The sisters are half Tongan – Tonga is a Polynesian neighbour of Australia, and it’s a heritage they feel proud of.
“Polynesian culture is very strong in our family. And the way they sing – when they sing in church, time pretty much time stops, it’s so beautiful. That’s how we were raised. We were raised listening to the Tongans sing in church, and that’s where we get our voices from. Because they taught us, our mother taught us.”
From listening to Linda and Vika, I’d sure love to visit one of those Tongan churches.
“Everyone we take cries when they see the Tongans fire up…as soon as you walk into the church and they start singing and they get into it, how can you help but not be moved?”
The album finishes with a beautiful, unaccompanied Amazing Grace. The slow tempo and the pure quality of the voices make it an appropriately emotional end to the album. There’s something about this song that seems to appeal to almost everybody, so I asked Linda what she thought it is about gospel music that has such a wide appeal even to people of no faith?

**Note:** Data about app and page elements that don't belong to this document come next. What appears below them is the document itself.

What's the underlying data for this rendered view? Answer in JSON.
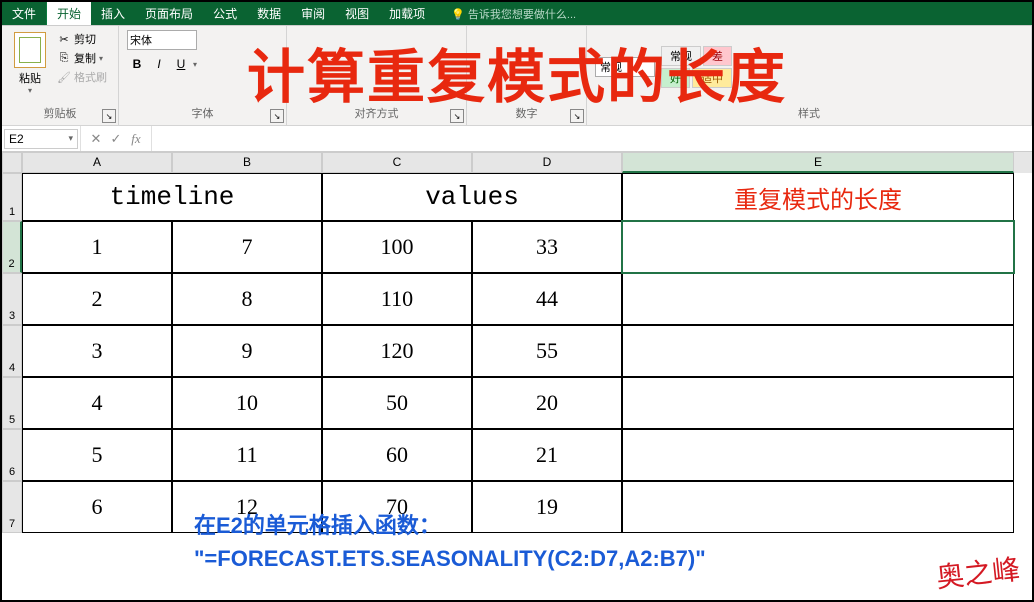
{
  "tabs": {
    "file": "文件",
    "home": "开始",
    "insert": "插入",
    "page_layout": "页面布局",
    "formulas": "公式",
    "data": "数据",
    "review": "审阅",
    "view": "视图",
    "addins": "加载项",
    "tell_me": "告诉我您想要做什么..."
  },
  "ribbon": {
    "clipboard": {
      "label": "剪贴板",
      "paste": "粘贴",
      "cut": "剪切",
      "copy": "复制",
      "format_painter": "格式刷"
    },
    "font": {
      "label": "字体",
      "font_name": "宋体",
      "bold": "B",
      "italic": "I",
      "underline": "U"
    },
    "alignment": {
      "label": "对齐方式"
    },
    "number": {
      "label": "数字",
      "format": "常规"
    },
    "styles": {
      "label": "样式",
      "normal": "常规",
      "bad": "差",
      "good": "好",
      "neutral": "适中"
    }
  },
  "formula_bar": {
    "name_box": "E2",
    "formula": ""
  },
  "columns": [
    "A",
    "B",
    "C",
    "D",
    "E"
  ],
  "headers": {
    "timeline": "timeline",
    "values": "values",
    "pattern_length": "重复模式的长度"
  },
  "rows": [
    {
      "A": "1",
      "B": "7",
      "C": "100",
      "D": "33"
    },
    {
      "A": "2",
      "B": "8",
      "C": "110",
      "D": "44"
    },
    {
      "A": "3",
      "B": "9",
      "C": "120",
      "D": "55"
    },
    {
      "A": "4",
      "B": "10",
      "C": "50",
      "D": "20"
    },
    {
      "A": "5",
      "B": "11",
      "C": "60",
      "D": "21"
    },
    {
      "A": "6",
      "B": "12",
      "C": "70",
      "D": "19"
    }
  ],
  "overlay_title": "计算重复模式的长度",
  "annotation": {
    "line1": "在E2的单元格插入函数：",
    "line2": "\"=FORECAST.ETS.SEASONALITY(C2:D7,A2:B7)\""
  },
  "signature": "奥之峰",
  "active_cell": "E2"
}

“I think that it’s uplifting and it’s one of those sort of genres that you can lean on when feeling a bit down, or when you could do with an uplift. It lends itself naturally to that sort of universal feeling. You know, we all want to live a little bit better sometimes. Although we grew up in a church and had a very religious upbringing, we think this music is for everybody. And I think that we love singing it because for us, it’s a release. I think it’s ultimately our aim with a gospel record to make people feel better, whether they believe or not.”
Sadly, with the restrictions still in place because of the pandemic, the Bull sisters haven’t been able to go out and play on the road. But, Linda told me, they can’t wait to sing these songs to a live audience. Hearing these two sing these songs live is going to be some experience. I just hope I get the opportunity to hear them.